■ How to complete this task
The reply should reproduce every line of the data below word for word, minus any images.
** Opening The records block **
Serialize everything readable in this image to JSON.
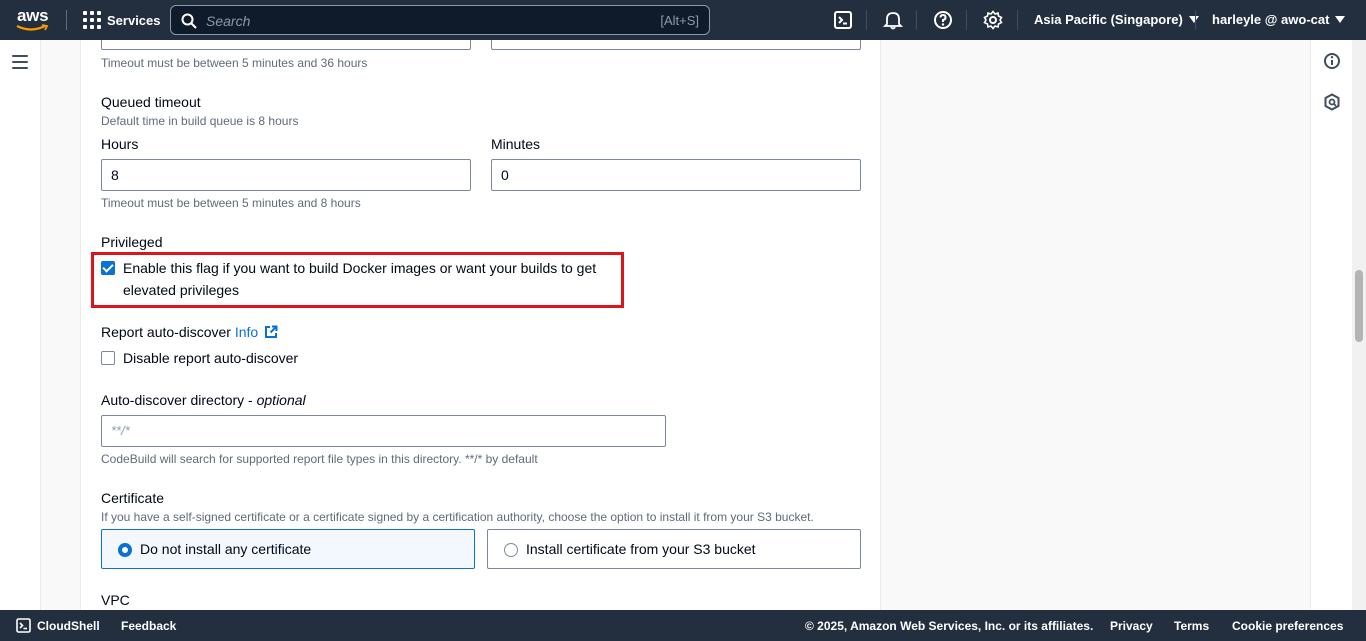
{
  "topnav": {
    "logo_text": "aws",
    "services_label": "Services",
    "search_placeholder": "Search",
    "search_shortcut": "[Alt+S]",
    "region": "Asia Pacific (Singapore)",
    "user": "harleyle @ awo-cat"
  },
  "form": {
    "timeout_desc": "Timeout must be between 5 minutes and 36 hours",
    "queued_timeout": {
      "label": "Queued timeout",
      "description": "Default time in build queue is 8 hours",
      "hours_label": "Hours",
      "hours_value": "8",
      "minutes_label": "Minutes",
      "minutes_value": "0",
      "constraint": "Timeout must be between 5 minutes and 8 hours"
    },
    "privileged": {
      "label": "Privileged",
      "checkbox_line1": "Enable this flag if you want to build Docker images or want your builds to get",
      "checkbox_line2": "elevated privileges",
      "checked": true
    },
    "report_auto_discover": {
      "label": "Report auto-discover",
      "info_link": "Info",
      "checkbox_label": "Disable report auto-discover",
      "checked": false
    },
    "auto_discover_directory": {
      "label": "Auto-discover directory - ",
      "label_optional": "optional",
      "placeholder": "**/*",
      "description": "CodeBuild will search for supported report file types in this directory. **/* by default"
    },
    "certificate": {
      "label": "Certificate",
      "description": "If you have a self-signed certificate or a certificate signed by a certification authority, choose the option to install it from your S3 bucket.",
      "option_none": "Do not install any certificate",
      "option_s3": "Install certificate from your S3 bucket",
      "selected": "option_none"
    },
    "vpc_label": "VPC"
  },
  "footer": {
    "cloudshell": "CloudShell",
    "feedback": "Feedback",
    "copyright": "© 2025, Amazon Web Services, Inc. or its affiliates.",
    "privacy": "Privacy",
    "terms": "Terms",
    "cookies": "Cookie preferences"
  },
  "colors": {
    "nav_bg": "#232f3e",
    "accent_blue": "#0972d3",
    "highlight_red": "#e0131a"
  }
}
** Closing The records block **
■ Result of the exercise
Serialize everything readable in this image to JSON.
{
  "topnav": {
    "logo_text": "aws",
    "services_label": "Services",
    "search_placeholder": "Search",
    "search_shortcut": "[Alt+S]",
    "region": "Asia Pacific (Singapore)",
    "user": "harleyle @ awo-cat"
  },
  "form": {
    "timeout_desc": "Timeout must be between 5 minutes and 36 hours",
    "queued_timeout": {
      "label": "Queued timeout",
      "description": "Default time in build queue is 8 hours",
      "hours_label": "Hours",
      "hours_value": "8",
      "minutes_label": "Minutes",
      "minutes_value": "0",
      "constraint": "Timeout must be between 5 minutes and 8 hours"
    },
    "privileged": {
      "label": "Privileged",
      "checkbox_line1": "Enable this flag if you want to build Docker images or want your builds to get",
      "checkbox_line2": "elevated privileges",
      "checked": true
    },
    "report_auto_discover": {
      "label": "Report auto-discover",
      "info_link": "Info",
      "checkbox_label": "Disable report auto-discover",
      "checked": false
    },
    "auto_discover_directory": {
      "label": "Auto-discover directory - ",
      "label_optional": "optional",
      "placeholder": "**/*",
      "description": "CodeBuild will search for supported report file types in this directory. **/* by default"
    },
    "certificate": {
      "label": "Certificate",
      "description": "If you have a self-signed certificate or a certificate signed by a certification authority, choose the option to install it from your S3 bucket.",
      "option_none": "Do not install any certificate",
      "option_s3": "Install certificate from your S3 bucket",
      "selected": "option_none"
    },
    "vpc_label": "VPC"
  },
  "footer": {
    "cloudshell": "CloudShell",
    "feedback": "Feedback",
    "copyright": "© 2025, Amazon Web Services, Inc. or its affiliates.",
    "privacy": "Privacy",
    "terms": "Terms",
    "cookies": "Cookie preferences"
  },
  "colors": {
    "nav_bg": "#232f3e",
    "accent_blue": "#0972d3",
    "highlight_red": "#e0131a"
  }
}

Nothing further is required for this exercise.